Water vapor cannot be blamed for global warming because the atmosphere can hold only so much. Any more would simply fall out as rain and snow. The problem is the carbon dioxide that human activity has been pumping into the atmosphere at prodigiously increasing rates since the 19th century – much faster than plants and animals can take it out and use. Vapor molecules rotate at various speeds. Only wavelengths between 8 and 15 microns can escape through the ”water-vapor window,” sometimes called the “greenhouse window.” Other greenhouse gases from human activity include methane, nitrous oxide, ozone, chlorofluorocarbons, hydrofluorocarbons, and perfluorocarbons.
But it is the CO2 bending vibration, encroaching into the long-wave side of the “water-vapor window,” that is most to blame.
Our next Foray explores the history of greenhouse science, and how the climate crisis came to be. – Rappler.com
Born in Manila and educated at UP Diliman and the University of Southern California, Dr. Kelvin Rodolfo taught geology and environmental science at the University of Illinois at Chicago since 1966. He specialized in Philippine natural hazards since the 1980s.
Keep posted on Rappler for the next installment of Rodolfo’s series.
Previous pieces from Tilting at the Monster of Morong:
- [OPINION] Tilting at the Monster of Morong
- [OPINION] Mount Natib and her sisters
- [OPINION] Sear, kill, obliterate: On pyroclastic flows and surges
- [OPINION] Beneath the waters of Subic Bay an old pyroclastic-flow deposit, and many faults
- [OPINION] Propaganda about faulting, earthquakes, and the Bataan Nuclear Power Plant
- [OPINION] Discovering the Lubao Fault
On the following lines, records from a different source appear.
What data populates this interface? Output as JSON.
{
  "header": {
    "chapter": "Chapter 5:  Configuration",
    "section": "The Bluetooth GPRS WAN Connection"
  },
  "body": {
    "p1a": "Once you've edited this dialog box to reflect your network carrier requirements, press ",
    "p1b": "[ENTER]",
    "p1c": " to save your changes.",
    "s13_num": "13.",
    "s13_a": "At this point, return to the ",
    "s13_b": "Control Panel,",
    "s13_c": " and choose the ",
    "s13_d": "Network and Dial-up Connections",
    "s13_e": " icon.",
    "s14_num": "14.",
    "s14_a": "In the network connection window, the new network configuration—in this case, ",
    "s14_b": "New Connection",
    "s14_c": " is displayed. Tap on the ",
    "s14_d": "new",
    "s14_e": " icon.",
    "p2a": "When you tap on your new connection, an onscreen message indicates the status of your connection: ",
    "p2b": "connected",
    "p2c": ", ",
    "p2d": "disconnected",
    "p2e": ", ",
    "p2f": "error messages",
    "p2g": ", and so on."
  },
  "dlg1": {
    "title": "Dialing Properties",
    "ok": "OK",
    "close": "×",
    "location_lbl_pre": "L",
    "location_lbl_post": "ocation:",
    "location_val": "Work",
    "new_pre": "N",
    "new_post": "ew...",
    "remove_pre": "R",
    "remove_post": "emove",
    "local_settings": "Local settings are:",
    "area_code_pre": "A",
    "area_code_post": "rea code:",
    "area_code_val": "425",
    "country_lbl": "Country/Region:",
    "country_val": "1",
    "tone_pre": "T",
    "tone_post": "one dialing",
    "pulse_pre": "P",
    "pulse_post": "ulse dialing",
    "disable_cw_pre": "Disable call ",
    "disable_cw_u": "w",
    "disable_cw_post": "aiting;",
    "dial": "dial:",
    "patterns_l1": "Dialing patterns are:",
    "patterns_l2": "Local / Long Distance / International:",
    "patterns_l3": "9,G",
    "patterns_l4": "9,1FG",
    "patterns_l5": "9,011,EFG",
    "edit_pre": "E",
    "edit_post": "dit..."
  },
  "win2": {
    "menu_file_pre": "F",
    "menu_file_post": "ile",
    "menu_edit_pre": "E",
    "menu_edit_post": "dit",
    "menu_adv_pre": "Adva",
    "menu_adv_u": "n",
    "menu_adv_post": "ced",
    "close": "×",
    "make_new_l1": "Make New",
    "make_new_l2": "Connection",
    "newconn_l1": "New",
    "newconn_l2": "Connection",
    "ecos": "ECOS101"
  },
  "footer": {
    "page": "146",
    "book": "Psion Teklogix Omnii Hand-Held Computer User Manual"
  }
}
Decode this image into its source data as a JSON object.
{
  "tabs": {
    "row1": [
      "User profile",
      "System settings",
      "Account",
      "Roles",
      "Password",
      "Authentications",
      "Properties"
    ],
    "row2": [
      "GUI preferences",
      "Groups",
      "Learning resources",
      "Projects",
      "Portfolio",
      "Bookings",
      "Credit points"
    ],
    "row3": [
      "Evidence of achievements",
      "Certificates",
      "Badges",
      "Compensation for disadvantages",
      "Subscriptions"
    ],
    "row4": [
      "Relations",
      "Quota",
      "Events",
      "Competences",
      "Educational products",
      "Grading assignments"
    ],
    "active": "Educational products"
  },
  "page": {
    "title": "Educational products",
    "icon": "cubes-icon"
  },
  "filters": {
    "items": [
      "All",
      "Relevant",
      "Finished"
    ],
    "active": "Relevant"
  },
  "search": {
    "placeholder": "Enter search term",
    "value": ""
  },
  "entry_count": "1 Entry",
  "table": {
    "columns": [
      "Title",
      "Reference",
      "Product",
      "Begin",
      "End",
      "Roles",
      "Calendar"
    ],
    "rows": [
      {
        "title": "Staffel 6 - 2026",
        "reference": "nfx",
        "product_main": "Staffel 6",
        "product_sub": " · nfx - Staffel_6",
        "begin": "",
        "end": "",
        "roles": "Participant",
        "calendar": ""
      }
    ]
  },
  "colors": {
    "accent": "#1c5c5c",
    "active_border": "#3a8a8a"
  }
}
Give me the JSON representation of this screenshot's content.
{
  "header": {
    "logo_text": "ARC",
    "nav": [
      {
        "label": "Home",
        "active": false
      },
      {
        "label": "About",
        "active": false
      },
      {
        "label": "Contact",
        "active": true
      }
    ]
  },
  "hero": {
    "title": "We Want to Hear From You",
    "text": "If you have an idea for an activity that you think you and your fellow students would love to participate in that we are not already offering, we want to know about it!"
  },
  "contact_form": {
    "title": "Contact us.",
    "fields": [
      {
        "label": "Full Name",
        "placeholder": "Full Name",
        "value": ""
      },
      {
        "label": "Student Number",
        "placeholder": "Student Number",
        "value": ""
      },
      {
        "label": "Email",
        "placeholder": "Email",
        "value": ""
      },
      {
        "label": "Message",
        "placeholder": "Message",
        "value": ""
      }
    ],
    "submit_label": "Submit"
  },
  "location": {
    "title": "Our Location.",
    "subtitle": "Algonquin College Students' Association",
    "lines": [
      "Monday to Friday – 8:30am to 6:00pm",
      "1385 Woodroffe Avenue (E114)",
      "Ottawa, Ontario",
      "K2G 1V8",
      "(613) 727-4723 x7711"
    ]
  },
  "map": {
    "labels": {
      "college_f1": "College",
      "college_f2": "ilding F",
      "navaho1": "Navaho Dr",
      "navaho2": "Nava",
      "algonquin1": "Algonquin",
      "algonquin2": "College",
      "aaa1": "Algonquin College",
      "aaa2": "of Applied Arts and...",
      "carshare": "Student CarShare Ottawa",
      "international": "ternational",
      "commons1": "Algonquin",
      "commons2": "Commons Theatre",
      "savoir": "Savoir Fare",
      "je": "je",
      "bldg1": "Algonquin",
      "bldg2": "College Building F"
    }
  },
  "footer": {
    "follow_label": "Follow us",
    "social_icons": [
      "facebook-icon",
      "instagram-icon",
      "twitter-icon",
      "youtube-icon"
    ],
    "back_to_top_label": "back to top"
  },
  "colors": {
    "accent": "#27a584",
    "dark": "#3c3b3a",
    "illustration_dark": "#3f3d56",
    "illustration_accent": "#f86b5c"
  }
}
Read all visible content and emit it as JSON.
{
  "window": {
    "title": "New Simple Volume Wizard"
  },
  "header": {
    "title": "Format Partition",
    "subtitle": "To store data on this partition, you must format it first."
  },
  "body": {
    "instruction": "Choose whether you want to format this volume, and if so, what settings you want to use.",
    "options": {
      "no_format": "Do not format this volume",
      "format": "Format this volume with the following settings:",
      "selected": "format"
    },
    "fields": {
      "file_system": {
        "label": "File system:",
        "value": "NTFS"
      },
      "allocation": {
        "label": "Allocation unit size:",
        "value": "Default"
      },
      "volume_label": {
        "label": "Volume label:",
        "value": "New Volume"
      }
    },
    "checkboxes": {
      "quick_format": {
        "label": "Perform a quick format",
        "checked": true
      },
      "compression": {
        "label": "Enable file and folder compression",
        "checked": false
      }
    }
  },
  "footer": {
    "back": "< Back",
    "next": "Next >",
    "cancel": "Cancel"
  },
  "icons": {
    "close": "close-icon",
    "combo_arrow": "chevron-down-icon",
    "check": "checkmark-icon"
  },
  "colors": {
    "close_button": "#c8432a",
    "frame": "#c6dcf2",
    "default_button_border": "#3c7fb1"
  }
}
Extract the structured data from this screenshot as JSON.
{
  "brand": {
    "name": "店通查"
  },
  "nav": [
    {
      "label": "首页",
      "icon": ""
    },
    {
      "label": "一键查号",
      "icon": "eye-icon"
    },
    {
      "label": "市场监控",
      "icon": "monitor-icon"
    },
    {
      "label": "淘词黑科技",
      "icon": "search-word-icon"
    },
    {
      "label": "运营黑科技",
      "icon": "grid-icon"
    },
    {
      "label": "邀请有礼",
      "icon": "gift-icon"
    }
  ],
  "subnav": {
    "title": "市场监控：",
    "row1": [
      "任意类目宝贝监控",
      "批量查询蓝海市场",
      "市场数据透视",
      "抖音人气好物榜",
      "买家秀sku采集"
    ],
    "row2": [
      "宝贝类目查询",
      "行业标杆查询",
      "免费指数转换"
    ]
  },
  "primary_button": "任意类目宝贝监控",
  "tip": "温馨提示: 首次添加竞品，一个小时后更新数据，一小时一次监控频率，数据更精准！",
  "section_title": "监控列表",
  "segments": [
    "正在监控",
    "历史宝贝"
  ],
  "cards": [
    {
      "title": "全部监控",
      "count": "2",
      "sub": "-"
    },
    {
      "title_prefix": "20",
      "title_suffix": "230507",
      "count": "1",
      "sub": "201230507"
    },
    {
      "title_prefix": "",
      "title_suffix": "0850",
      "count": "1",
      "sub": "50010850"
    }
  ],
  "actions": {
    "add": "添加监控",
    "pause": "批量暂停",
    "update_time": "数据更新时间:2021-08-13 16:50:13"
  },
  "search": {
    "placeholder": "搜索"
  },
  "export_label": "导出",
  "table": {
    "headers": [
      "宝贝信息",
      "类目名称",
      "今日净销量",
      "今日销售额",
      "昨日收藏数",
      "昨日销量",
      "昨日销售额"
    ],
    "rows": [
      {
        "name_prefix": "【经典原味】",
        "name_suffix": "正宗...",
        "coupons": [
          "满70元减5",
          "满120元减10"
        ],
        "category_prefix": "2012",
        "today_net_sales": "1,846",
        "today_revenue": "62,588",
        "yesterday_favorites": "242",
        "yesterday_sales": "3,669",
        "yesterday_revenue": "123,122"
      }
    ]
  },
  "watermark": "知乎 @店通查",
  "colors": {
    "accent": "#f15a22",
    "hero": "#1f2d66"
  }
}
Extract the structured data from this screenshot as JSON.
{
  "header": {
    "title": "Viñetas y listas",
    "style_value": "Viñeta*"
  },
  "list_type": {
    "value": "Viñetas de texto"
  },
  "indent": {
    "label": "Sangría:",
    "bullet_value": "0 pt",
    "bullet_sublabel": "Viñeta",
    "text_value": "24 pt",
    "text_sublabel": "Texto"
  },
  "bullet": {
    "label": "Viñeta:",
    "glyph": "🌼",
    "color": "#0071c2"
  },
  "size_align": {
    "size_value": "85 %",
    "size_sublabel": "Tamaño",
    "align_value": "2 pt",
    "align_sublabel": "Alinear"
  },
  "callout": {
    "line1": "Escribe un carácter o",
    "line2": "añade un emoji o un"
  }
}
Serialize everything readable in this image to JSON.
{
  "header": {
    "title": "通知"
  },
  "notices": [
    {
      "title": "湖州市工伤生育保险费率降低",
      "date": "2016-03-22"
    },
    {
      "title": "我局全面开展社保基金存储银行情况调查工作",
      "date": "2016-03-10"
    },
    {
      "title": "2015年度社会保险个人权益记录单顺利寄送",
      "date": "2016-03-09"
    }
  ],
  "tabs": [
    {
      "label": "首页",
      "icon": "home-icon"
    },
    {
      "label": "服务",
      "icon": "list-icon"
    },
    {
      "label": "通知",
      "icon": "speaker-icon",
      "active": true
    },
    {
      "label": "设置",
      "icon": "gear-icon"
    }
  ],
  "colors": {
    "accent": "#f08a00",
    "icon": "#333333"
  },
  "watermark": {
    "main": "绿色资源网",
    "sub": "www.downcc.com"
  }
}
- [OPINION] The Lubao Fault at BNPP, and the volcanic threats there
- [OPINION] How Natib volcano and her 2 sisters came to be
- [OPINION] More BNPP threats: A Manila Trench megathrust earthquake and its tsunamis
- [OPINION] Shoddy, shoddy, shoddy: How they built the Bataan Nuclear Power Plant
- [OPINION] Where, oh where, would BNPP’s fuel come from?
- [OPINION] ‘Megatons to Megawatts’: Prices and true costs of nuclear energy
- [OPINION] Uranium enrichment for energy leads to enrichment for weapons
- [OPINION] Introducing the nuclear fuel cycle
- [OPINION] On uranium mining and milling
- [OPINION] Enriching and fabricating BNPP’s uranium fuel
- [OPINION] Decommissioning BNPP, and storing the nuclear dragon’s radioactive manure
- [OPINION] So how much greenhouse gas does nuclear power really generate?
- [OPINION] Getting up close and personal with the atom, and its nucleus that powers NPPs
- [OPINION] The nucleus and isotopes: Why BNPP needs Uranium 235, Not Uranium 238
- [OPINION] What you should know about radioactivity
- [OPINION] Uranium mine waste and the weird idea of half-life
- [OPINION] How nuclear power plants work: Hot monster piss from Morong
- [OPINION] What if there was a spent-fuel pool accident at the Bataan Nuclear Power Plant?
- [OPINION] Nuclear weaponry, its radiation, and human health
- [OPINION] What Chernobyl could have taught us, but hasn’t been allowed to
- [OPINION] Activating BNPP would give cancer to workers and adults living nearby
- [OPINION] Activate BNPP? You could increase childhood cancers in Bataan and beyond
- [OPINION] The Hanford Site: Where nuclear pollution began and still reigns
- [OPINION] Enewetak, Paradise Lost: Enewetak and its people
- [OPINION] The Cold War’s nuclear weapons tests, and the damage and waste they left behind
- [OPINION] Nuclear weapons tests and the dangers of the Runit Dome
- [OPINION] The fates of Enewetak Atoll and its people after the nuclear tests
- [OPINION] The long-term future of nuclear wastes
- [OPINION] Paying respect to our own star
- [OPINION] The paradox of the faint young sun, the origin of life, and the modern cell
- [OPINION] Sunlight and earth-glow